What better way to visualize the future of work than to take a step into the future? Astrobotic is a space robotics company in Pittsburgh that delivers payloads to the moon and develops advanced space robotics capabilities—an inspiring place to watch the future unfold before your eyes.
In a pilot project with Digital Promise’s Computational Thinking (CT) Pathways program, Pennsylvania’s Quakertown Community School District is reimagining education by building a district-specific K-12 Computational Thinking Pathway while simultaneously studying the future of work and the impact this has on the development of its portrait of a graduate.When supporting districts in developing their unique computing pathways, Digital Promise helps connect districts to their greater vision for students through a competency-based approach, focusing not simply on coding but rather the underlying computing competencies underpinning the future of work such as “working with data” and “understanding patterns systematically” that stretch across grades K-12.
Quakertown Community School District is a public school district located in Quakertown, Pennsylvania, in Upper Bucks County, serving 4,736 students in grades K-12. Guided by Quinn Burke, director of computational thinking at Digital Promise and supported by Aileen Owens, education consultant, the Quakertown team began a systematic investigation of computational thinking several weeks prior to visiting Pittsburgh. Digital Promise then set the stage for a vision-casting exercise on the future of work by bringing the Quakertown Community School District Leadership Team to the Moonshot Museum to meet with Mike Hennessy, Manager of Learning and Programs, to learn about the emerging future of lunar exploration, science, and commerce. The team also met with Justin Powell, Technical Writer at Astrobotic, to learn about innovative technologies in the commercial space industry. While meeting with a member of Astrobotic they observed engineers assembling the Peregrine lander, which will be the first American spacecraft to soft land on the Moon since the Apollo program. Alongside the Peregrine the team observed the Griffin lander which will soon be delivering NASA’s water-hunting rover VIPER to the Moon.
Superintendent Dr. Matthew Friedman describes Quakertown’s vision as multifaceted: “We realize that the foundation for preparing students to be successful problem-solvers is to build computational thinking as the new literacy while building this methodology into all discipline areas. Through our strategic planning process, we are aligning the Portrait of a Graduate with CT competencies, skills, and dispositions to ensure our students are successful in the future of work.”
During the second day of their visit to Pittsburgh, the Quakertown team spent the day at South Fayette School District—a member of the Digital Promise League of Innovative Schools—to experience a K-12 CT Pathway in action, speaking with students and teachers in the classrooms. Connecting the CT skills and competencies to curriculum, Michael Zackon, director of secondary education at Quakertown, said, “The visit to South Fayette brought the theoretical to life and created an entirely different conversation than where we were when we started in this process.”
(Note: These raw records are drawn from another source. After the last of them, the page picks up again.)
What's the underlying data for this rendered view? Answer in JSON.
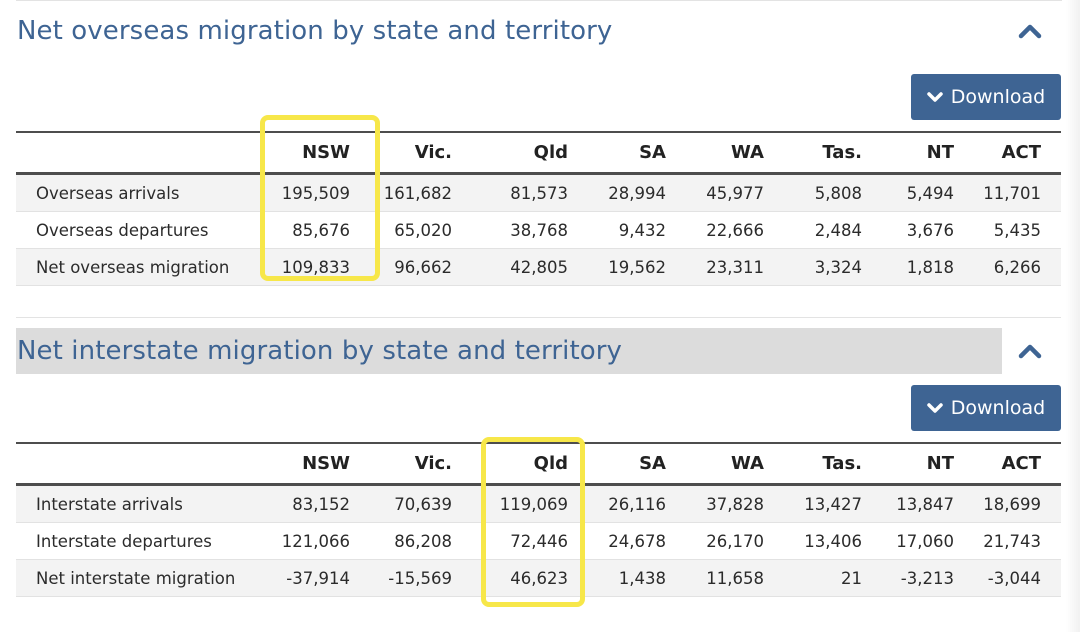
{
  "sections": [
    {
      "title": "Net overseas migration by state and territory",
      "collapse_icon": "chevron-up-icon",
      "download": {
        "label": "Download",
        "icon": "chevron-down-icon"
      },
      "columns": [
        "",
        "NSW",
        "Vic.",
        "Qld",
        "SA",
        "WA",
        "Tas.",
        "NT",
        "ACT"
      ],
      "rows": [
        {
          "label": "Overseas arrivals",
          "values": [
            "195,509",
            "161,682",
            "81,573",
            "28,994",
            "45,977",
            "5,808",
            "5,494",
            "11,701"
          ]
        },
        {
          "label": "Overseas departures",
          "values": [
            "85,676",
            "65,020",
            "38,768",
            "9,432",
            "22,666",
            "2,484",
            "3,676",
            "5,435"
          ]
        },
        {
          "label": "Net overseas migration",
          "values": [
            "109,833",
            "96,662",
            "42,805",
            "19,562",
            "23,311",
            "3,324",
            "1,818",
            "6,266"
          ]
        }
      ],
      "highlighted_column": "NSW"
    },
    {
      "title": "Net interstate migration by state and territory",
      "collapse_icon": "chevron-up-icon",
      "download": {
        "label": "Download",
        "icon": "chevron-down-icon"
      },
      "columns": [
        "",
        "NSW",
        "Vic.",
        "Qld",
        "SA",
        "WA",
        "Tas.",
        "NT",
        "ACT"
      ],
      "rows": [
        {
          "label": "Interstate arrivals",
          "values": [
            "83,152",
            "70,639",
            "119,069",
            "26,116",
            "37,828",
            "13,427",
            "13,847",
            "18,699"
          ]
        },
        {
          "label": "Interstate departures",
          "values": [
            "121,066",
            "86,208",
            "72,446",
            "24,678",
            "26,170",
            "13,406",
            "17,060",
            "21,743"
          ]
        },
        {
          "label": "Net interstate migration",
          "values": [
            "-37,914",
            "-15,569",
            "46,623",
            "1,438",
            "11,658",
            "21",
            "-3,213",
            "-3,044"
          ]
        }
      ],
      "highlighted_column": "Qld"
    }
  ],
  "colors": {
    "title": "#3e6493",
    "button": "#3e6493",
    "highlight": "#f7e749",
    "shaded_title_bg": "#dcdcdc"
  }
}
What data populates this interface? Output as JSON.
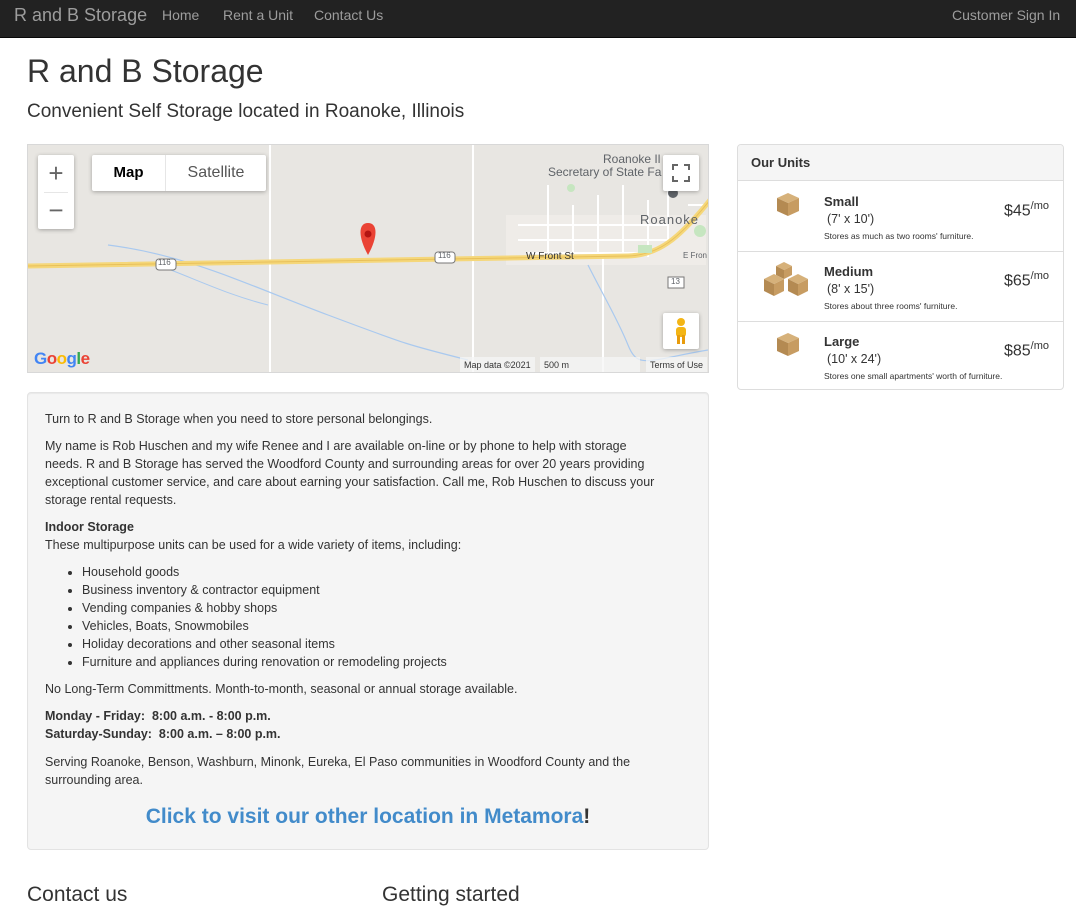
{
  "navbar": {
    "brand": "R and B Storage",
    "links": [
      "Home",
      "Rent a Unit",
      "Contact Us"
    ],
    "sign_in": "Customer Sign In"
  },
  "header": {
    "title": "R and B Storage",
    "subtitle": "Convenient Self Storage located in Roanoke, Illinois"
  },
  "map": {
    "zoom_in": "+",
    "zoom_out": "−",
    "type_map": "Map",
    "type_satellite": "Satellite",
    "labels": {
      "place1_line1": "Roanoke Il",
      "place1_line2": "Secretary of State Fa",
      "town": "Roanoke",
      "street": "W Front St",
      "street2": "E Fron",
      "route116a": "116",
      "route116b": "116",
      "route13": "13"
    },
    "google": "Google",
    "map_data": "Map data ©2021",
    "scale": "500 m",
    "terms": "Terms of Use"
  },
  "info": {
    "intro": "Turn to R and B Storage when you need to store personal belongings.",
    "about": "My name is Rob Huschen and my wife Renee and I are available on-line or by phone to help with storage needs. R and B Storage has served the Woodford County and surrounding areas for over 20 years providing exceptional customer service, and care about earning your satisfaction. Call me, Rob Huschen to discuss your storage rental requests.",
    "indoor_heading": "Indoor Storage",
    "indoor_text": "These multipurpose units can be used for a wide variety of items, including:",
    "uses": [
      "Household goods",
      "Business inventory & contractor equipment",
      "Vending companies & hobby shops",
      "Vehicles, Boats, Snowmobiles",
      "Holiday decorations and other seasonal items",
      "Furniture and appliances during renovation or remodeling projects"
    ],
    "terms": "No Long-Term Committments. Month-to-month, seasonal or annual storage available.",
    "hours1_label": "Monday - Friday:",
    "hours1_value": "8:00 a.m. - 8:00 p.m.",
    "hours2_label": "Saturday-Sunday:",
    "hours2_value": "8:00 a.m. – 8:00 p.m.",
    "serving": "Serving Roanoke, Benson, Washburn, Minonk, Eureka, El Paso communities in Woodford County and the surrounding area.",
    "visit_link": "Click to visit our other location in Metamora",
    "visit_suffix": "!"
  },
  "units": {
    "heading": "Our Units",
    "items": [
      {
        "name": "Small",
        "size": "(7' x 10')",
        "desc": "Stores as much as two rooms' furniture.",
        "price": "$45",
        "per": "/mo"
      },
      {
        "name": "Medium",
        "size": "(8' x 15')",
        "desc": "Stores about three rooms' furniture.",
        "price": "$65",
        "per": "/mo"
      },
      {
        "name": "Large",
        "size": "(10' x 24')",
        "desc": "Stores one small apartments' worth of furniture.",
        "price": "$85",
        "per": "/mo"
      }
    ]
  },
  "bottom": {
    "contact_heading": "Contact us",
    "started_heading": "Getting started"
  },
  "colors": {
    "navbar_bg": "#222222",
    "nav_text": "#9d9d9d",
    "link_blue": "#428bca",
    "well_bg": "#f5f5f5",
    "map_pin": "#ea4335",
    "highway": "#f5d77a"
  }
}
Through this pilot, Quakertown Community School District will work with Digital Promise’s team to develop a K-12 Computational Problem Solving Pathway, providing regular ongoing feedback and input along the way. Upon the pilot’s conclusion, the model will be expanded to other districts who are part of a growing CT Pathways cohort who are implementing comprehensive K-12 computing pathways.
To advance this work, Quakertown is engaging their current leadership team and identifying ways to strengthen and grow the team while addressing the development of classroom teachers and community stakeholders in this process. The team will continue to delve into the skills, competencies, and practices needed to successfully prepare students for the future of work. Through this pilot, the Quakertown leadership team will continue to align and map out their CT Pathway based on this methodology for the next several months, with support from Digital Promise.
Now more than ever, there is a national push for district pathways in computational thinking and computer science. The skills and practices requiring computational thinking are broad, leveraging concepts and skills from computer science and applying them to other contexts, such as core academic disciplines (e.g. arts, English language arts, math, science, social studies) and everyday problem solving. Districts across the country are tasked with designing inclusive computational thinking and computer science learning themselves, with only minimal guidance from states and other agencies.
Digital Promise has collaborated with a wide range of school districts including 10 districts over nine different states (2022) through a series of projects supported by the National Science Foundation (NSF) and other funders to develop systematic and holistic K-12 computing pathways. These partnerships have produced three important products, available for other districts to explore and use:
If you are interested in learning more about this work or participating in a similar pilot please reach out to Quinn Burke at firstname.lastname@example.org.
Photos provided by Norton Gusky, NLG-Consulting, LLC, www.nlg-consulting.net twitter.com/ngusky